“Expectations are very dangerous things. The more of them we have, the more fixated we are on them, the more miserable we will probably be. Every expectation is a disappointment with a mask on it. Even when it happens that we get exactly what we expected, it’s never exactly what we expected because the anticipation is never the reality. And even if it feels like it, then the next minute it’s gone anyway. So this is not going to work out. It’s clear.

We need to have some drive, some desire, some feeling that it’s necessary to go forward and some energy to propel us forward, but to expect some particular result is to construct a gigantic roadblock right in the middle of where you’re trying to go.”

~ Norman Fischer, from a talk on Art Making

Wednesday, December 02, 2009

No Less Beautiful

From Waiting for God, by Simone Weil:

Where the Wild Things Are, Warner Bros.

The sea is not less beautiful in our eyes because we know that sometimes ships are wrecked by it. On the contrary, this adds to its beauty. If it altered the movement of its waves to spare a boat, it would be a creature gifted with discernment and choice and not this fluid, perfectly obedient to every external pressure. It is this perfect obedience that constitutes the sea's beauty.

All the horrors produced in this world are like the folds imposed upon the waves by gravity. That is why they contain an element of beauty. Sometimes a poem, such as The Iliad, brings this beauty to light.

Tuesday, December 01, 2009

Here I Am

Frank O'Hara

Autobiographia Literaria
by Frank O’Hara

When I was a child
I played by myself in a
corner of the schoolyard
all alone.

I hated dolls and I
hated games, animals were
not friendly and birds
flew away.

If anyone was looking
for me I hid behind a
tree and cried out "I am
an orphan."

And here I am, the
center of all beauty!
writing these poems!


Les Étiquettes Jaunes

I picked up a leaf
today from the sidewalk.
This seems childish.

Leaf! you are so big!
How can you change your
color, then just fall!

As if there were no
such thing as integrity!

You are too relaxed
to answer me. I am too
frightened to insist.

Leaf! don't be neurotic
like the small chameleon.

Once When the Mercedes Broke Down

From Once by Wim Wenders:

Summer 1978 in Napa Valley, California.
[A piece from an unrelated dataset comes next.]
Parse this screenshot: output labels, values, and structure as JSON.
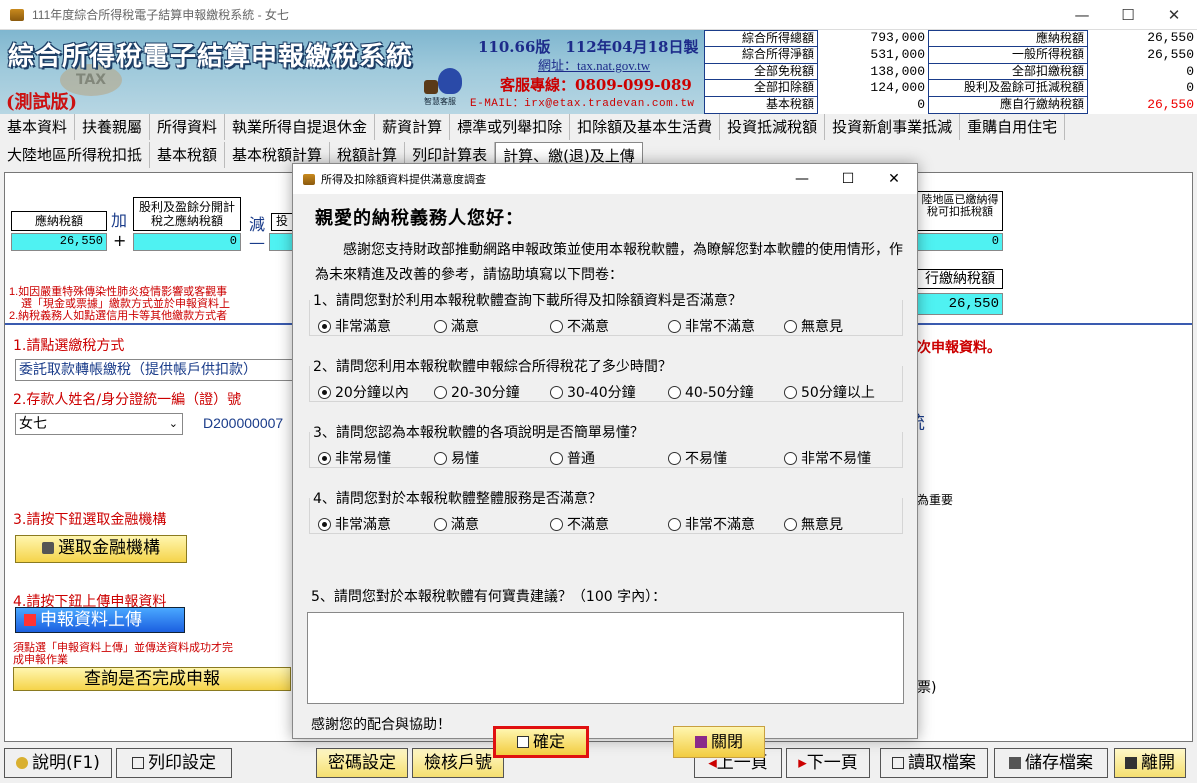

Photograph: Wim Wenders


I drove in a silver Mercedes 600
together with Akira Kurosawa, his translator,
Tom Luddy, Monique Montgomery and a few others
from San Francisco
to Napa Valley.
Francis Coppola had invited us to his mansion and his winery.
Halfway there,
the big Mercedes broke down.
We spent an hour
at a country fair nearby
where the panoramic picture
of Kurosawa and a Cajun band,
The Louisiana Playboys, was taken.
Then Les Blank came by
with his old van.
We accepted his invitation
and changed cars.
Francis was very surprised
when the boneshaker stopped at his front porch
and Kurosawa stepped out of the vehicle.

The rest of this afternoon
was beautifully quiet and peaceful.
It was hot
and we all went swimming in a pond.
Except for Kurosawa.
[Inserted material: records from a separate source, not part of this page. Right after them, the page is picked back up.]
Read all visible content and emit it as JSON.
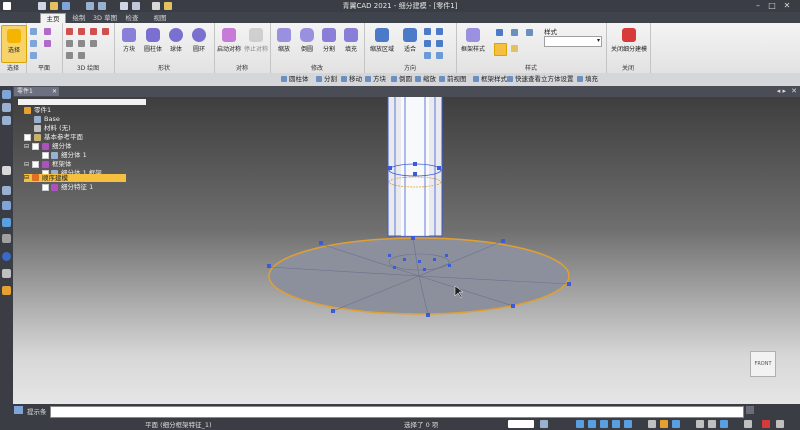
{
  "window": {
    "title": "青翼CAD 2021 - 细分建模 - [零件1]",
    "controls": [
      "–",
      "□",
      "✕"
    ]
  },
  "quick_access": [
    "new-icon",
    "open-icon",
    "save-icon",
    "undo-icon",
    "redo-icon",
    "settings-icon",
    "sketch-icon",
    "select-icon",
    "shape-icon",
    "dropdown-icon"
  ],
  "tabs": [
    {
      "label": "主页",
      "active": true
    },
    {
      "label": "绘制",
      "active": false
    },
    {
      "label": "3D 草图",
      "active": false
    },
    {
      "label": "检查",
      "active": false
    },
    {
      "label": "视图",
      "active": false
    }
  ],
  "ribbon": {
    "groups": [
      {
        "caption": "选择",
        "buttons": [
          {
            "label": "选择",
            "icon": "cursor-icon"
          }
        ]
      },
      {
        "caption": "平面",
        "buttons": []
      },
      {
        "caption": "3D 绘图",
        "buttons": []
      },
      {
        "caption": "形状",
        "buttons": [
          {
            "label": "方块",
            "icon": "box-icon"
          },
          {
            "label": "圆柱体",
            "icon": "cylinder-icon"
          },
          {
            "label": "球体",
            "icon": "sphere-icon"
          },
          {
            "label": "圆环",
            "icon": "torus-icon"
          }
        ]
      },
      {
        "caption": "对称",
        "buttons": [
          {
            "label": "启动对称",
            "icon": "symmetry-icon"
          },
          {
            "label": "停止对称",
            "icon": "stop-symmetry-icon"
          }
        ]
      },
      {
        "caption": "修改",
        "buttons": [
          {
            "label": "缩放",
            "icon": "scale-icon"
          },
          {
            "label": "倒圆",
            "icon": "round-icon"
          },
          {
            "label": "分割",
            "icon": "split-icon"
          },
          {
            "label": "填充",
            "icon": "fill-icon"
          }
        ]
      },
      {
        "caption": "方向",
        "buttons": [
          {
            "label": "缩放区域",
            "icon": "zoom-area-icon"
          },
          {
            "label": "适合",
            "icon": "fit-icon"
          }
        ]
      },
      {
        "caption": "样式",
        "buttons": [
          {
            "label": "框架样式",
            "icon": "frame-style-icon"
          }
        ],
        "style_label": "样式"
      },
      {
        "caption": "关闭",
        "buttons": [
          {
            "label": "关闭细分建模",
            "icon": "close-subdivision-icon"
          }
        ]
      }
    ]
  },
  "strip": [
    "圆柱体",
    "分割",
    "移动",
    "方块",
    "倒圆",
    "缩放",
    "前视图",
    "框架样式",
    "快速查看立方体设置",
    "填充"
  ],
  "doc": {
    "tab": "零件1"
  },
  "tree": [
    {
      "label": "零件1",
      "level": 0,
      "checked": false,
      "selected": false
    },
    {
      "label": "Base",
      "level": 1,
      "checked": false,
      "selected": false
    },
    {
      "label": "材料 (无)",
      "level": 1,
      "checked": false,
      "selected": false
    },
    {
      "label": "基本参考平面",
      "level": 1,
      "checked": false,
      "selected": false
    },
    {
      "label": "细分体",
      "level": 1,
      "checked": true,
      "selected": false
    },
    {
      "label": "细分体 1",
      "level": 2,
      "checked": true,
      "selected": false
    },
    {
      "label": "框架体",
      "level": 1,
      "checked": true,
      "selected": false
    },
    {
      "label": "细分体 1 框架",
      "level": 2,
      "checked": true,
      "selected": false
    },
    {
      "label": "顺序建模",
      "level": 0,
      "checked": false,
      "selected": true
    },
    {
      "label": "细分特征 1",
      "level": 1,
      "checked": true,
      "selected": false
    }
  ],
  "viewcube": {
    "label": "FRONT"
  },
  "command": {
    "label": "提示条",
    "value": ""
  },
  "status": {
    "left": "平面 (细分框架特征_1)",
    "center": "选择了 0 项"
  },
  "colors": {
    "accent": "#3c5bd6",
    "edge": "#e0a030",
    "ribbon": "#ececec",
    "dark": "#3a3d44"
  }
}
A Perpetual Possibility

The first lines from T.S. Eliot’s The Four Quartets:

eliotTime present and time past
Are both perhaps present in time future
And time future contained in time past.
If all time is eternally present
All time is unredeemable.
What might have been is an abstraction
Remaining a perpetual possibility
Only in a world of speculation.
What might have been and what has been
Point to one end, which is always present.
Footfalls echo in the memory
Down the passage which we did not take
Towards the door we never opened
Into the rose-garden. My words echo
Thus, in your mind.